Method: A community based cross-sectional study was carried out from September 2013 to July 2014 in Pediatrics Department - Daklak General Hospital with the participation of 153 ethnic mothers who has children with diarrhea. The mothers were interviewed directly following the questionnaire, whose structure was adapted from the World Health Organization (WHO) and author Hau Van Pham. The collected data were checked for completeness, consistency and then entered into Epidata 3.1 and analyzed using SPSS 20.

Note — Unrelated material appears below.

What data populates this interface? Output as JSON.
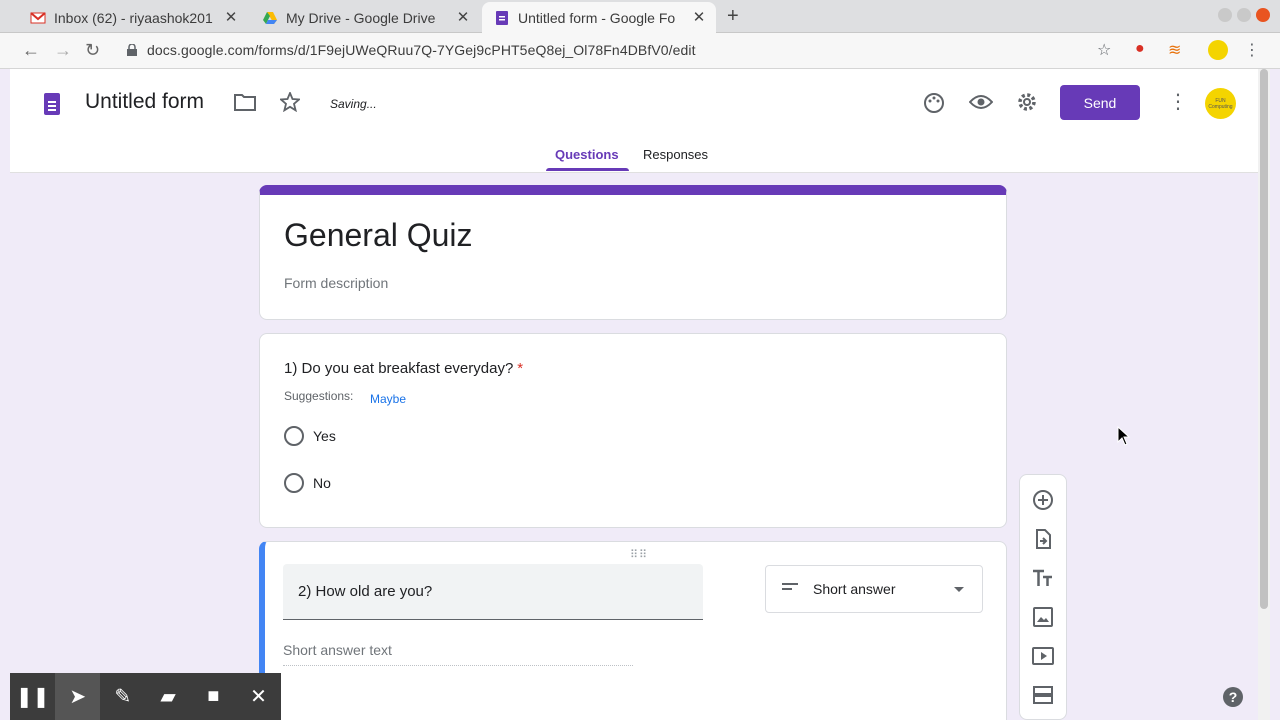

Results: The data from 153 participants showed that the ethnic mothers had good knowledge accounted for 39.9%, whereas more than half of ethnic mothers (64.7%) had a positive attitude towards prevention of diarrhea among under-five children. However, the correct practice in taking care of children with diarrhea was not high (40.5%). As expected, there was statistically significant correlation between the mothers’ knowledge and their attitudes (p < 0.001), as well as their practice toward diarrhea treatment (p=0.005). Analyzed data exhibited that knowledge of the mothers about diarrhea was influenced by their differences in socio-demographic factors, including educational level (p<0.001), occupation (p=0.002) and an ability to access information related to diarrhea in children under 5 (p<0.001). Similarly, the socio-demographic factor (p=0.028) and access to information about diarrhea (p<0.001) have an effect the correct practice in the prevention of diarrhea. There was a statistically significant correlation between the good practice in preventing diarrhea and the socio-demographic factor, including the mothers’ educational level (p<0.001) and the occupation (p=0.021).